PHP in templates is so last decade
What a difference a day makes.
When I started converting templates from StartBootstrap, since they bundled the Bootstrap files in their downloads, I figured I should also.
The Themes featured here now use the CDN files from Bootstrap and jQuery, after running tests on my local sever comparing serving files off my local drive versus grabbing them off of MaxCDN. The difference in speed was negligible, hardly worth the trouble in keeping your framework up to date.
After the 6th Theme I converted, which was a bit different from the previous 5 featured here, I learned a thing or two.
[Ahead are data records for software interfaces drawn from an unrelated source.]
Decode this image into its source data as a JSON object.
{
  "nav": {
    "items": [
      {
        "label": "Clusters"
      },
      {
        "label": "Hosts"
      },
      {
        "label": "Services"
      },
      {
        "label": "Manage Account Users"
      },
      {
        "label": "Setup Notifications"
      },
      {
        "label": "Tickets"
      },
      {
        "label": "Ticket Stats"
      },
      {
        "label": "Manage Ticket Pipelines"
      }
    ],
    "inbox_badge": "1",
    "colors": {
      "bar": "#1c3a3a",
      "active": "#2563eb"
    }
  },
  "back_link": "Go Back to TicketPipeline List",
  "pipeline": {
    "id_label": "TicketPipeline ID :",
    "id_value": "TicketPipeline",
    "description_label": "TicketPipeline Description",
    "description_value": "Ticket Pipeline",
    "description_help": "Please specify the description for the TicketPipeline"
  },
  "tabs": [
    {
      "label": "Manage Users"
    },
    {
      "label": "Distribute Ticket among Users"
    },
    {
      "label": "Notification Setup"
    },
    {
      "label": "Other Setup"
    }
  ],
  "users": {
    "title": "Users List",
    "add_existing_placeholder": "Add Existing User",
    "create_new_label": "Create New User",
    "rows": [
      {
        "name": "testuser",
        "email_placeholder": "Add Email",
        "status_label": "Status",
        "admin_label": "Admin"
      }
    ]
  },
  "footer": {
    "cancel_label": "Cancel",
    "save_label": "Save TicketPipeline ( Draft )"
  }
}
One of them was using the CDN network, the other was that my data is portable.
My wife wanted me to sit and watch a movie last night, but I just end up falling asleep on the couch, so I looked over my mobile-friendly to-do list. My blog, my old site, can hardly read it on my tablet, let’s do it. By the time my wife’s movie was over, I already had a working blog in responsive mode.
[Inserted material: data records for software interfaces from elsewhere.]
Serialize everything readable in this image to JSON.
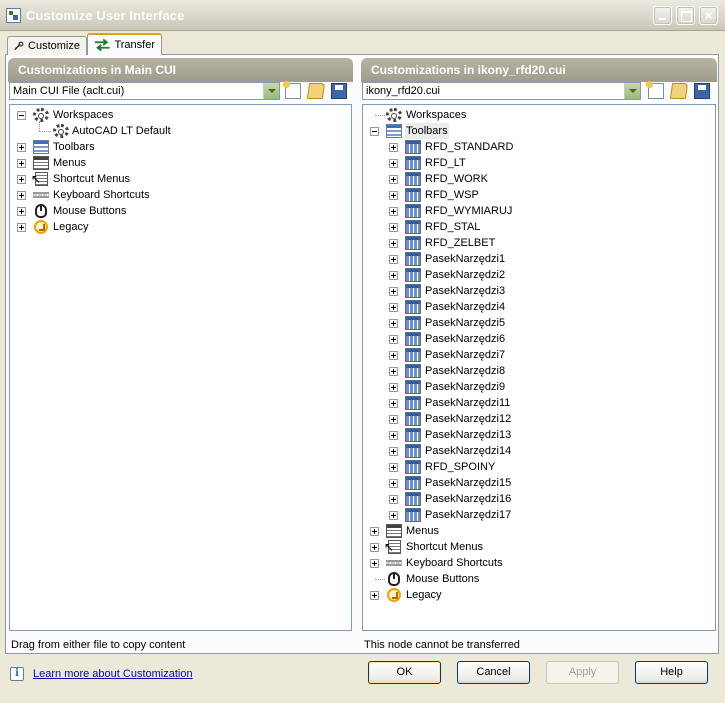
{
  "window": {
    "title": "Customize User Interface",
    "controls": {
      "minimize": "minimize",
      "maximize": "maximize",
      "close": "×"
    }
  },
  "tabs": [
    {
      "label": "Customize",
      "icon": "wrench-icon",
      "active": false
    },
    {
      "label": "Transfer",
      "icon": "transfer-arrows-icon",
      "active": true
    }
  ],
  "left_panel": {
    "header": "Customizations in Main CUI",
    "combo_value": "Main CUI File (aclt.cui)",
    "status": "Drag from either file to copy content",
    "tree": [
      {
        "label": "Workspaces",
        "icon": "workspaces-gear-icon",
        "expander": "minus",
        "level": 0,
        "children": [
          {
            "label": "AutoCAD LT Default",
            "icon": "workspace-gear-icon",
            "level": 1
          }
        ]
      },
      {
        "label": "Toolbars",
        "icon": "toolbars-icon",
        "expander": "plus",
        "level": 0
      },
      {
        "label": "Menus",
        "icon": "menus-icon",
        "expander": "plus",
        "level": 0
      },
      {
        "label": "Shortcut Menus",
        "icon": "shortcut-menus-icon",
        "expander": "plus",
        "level": 0
      },
      {
        "label": "Keyboard Shortcuts",
        "icon": "keyboard-icon",
        "expander": "plus",
        "level": 0
      },
      {
        "label": "Mouse Buttons",
        "icon": "mouse-icon",
        "expander": "plus",
        "level": 0
      },
      {
        "label": "Legacy",
        "icon": "legacy-icon",
        "expander": "plus",
        "level": 0
      }
    ]
  },
  "right_panel": {
    "header": "Customizations in ikony_rfd20.cui",
    "combo_value": "ikony_rfd20.cui",
    "status": "This node cannot be transferred",
    "tree": {
      "workspaces": "Workspaces",
      "toolbars": "Toolbars",
      "toolbar_items": [
        "RFD_STANDARD",
        "RFD_LT",
        "RFD_WORK",
        "RFD_WSP",
        "RFD_WYMIARUJ",
        "RFD_STAL",
        "RFD_ZELBET",
        "PasekNarzędzi1",
        "PasekNarzędzi2",
        "PasekNarzędzi3",
        "PasekNarzędzi4",
        "PasekNarzędzi5",
        "PasekNarzędzi6",
        "PasekNarzędzi7",
        "PasekNarzędzi8",
        "PasekNarzędzi9",
        "PasekNarzędzi11",
        "PasekNarzędzi12",
        "PasekNarzędzi13",
        "PasekNarzędzi14",
        "RFD_SPOINY",
        "PasekNarzędzi15",
        "PasekNarzędzi16",
        "PasekNarzędzi17"
      ],
      "menus": "Menus",
      "shortcut_menus": "Shortcut Menus",
      "keyboard_shortcuts": "Keyboard Shortcuts",
      "mouse_buttons": "Mouse Buttons",
      "legacy": "Legacy"
    }
  },
  "footer": {
    "info_icon": "i",
    "learn_link": "Learn more about Customization",
    "buttons": {
      "ok": "OK",
      "cancel": "Cancel",
      "apply": "Apply",
      "help": "Help"
    }
  }
}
It was a simple matter of copying head, header, navigation and footer from the old site and adjusting to different surroundings, h2 to h3, p to li, etc. Basically trying to be the least destructive of the original design, just add components.
Most blog templates have 2 pages, one for the home page, one for the article. But with Template Tags, a few lines of conditional statements makes one page do the job of two, and it’s easier to maintain.
Once the tags were in place, and I saw my data, my lines, my thoughts in glorious font-awesome splendor, I about teared up. Here was a site that started way back when in the beginnings of it all, and it was staring back at me replete with wallpaper.
It took longer to pick the wallpaper than it was to do the site.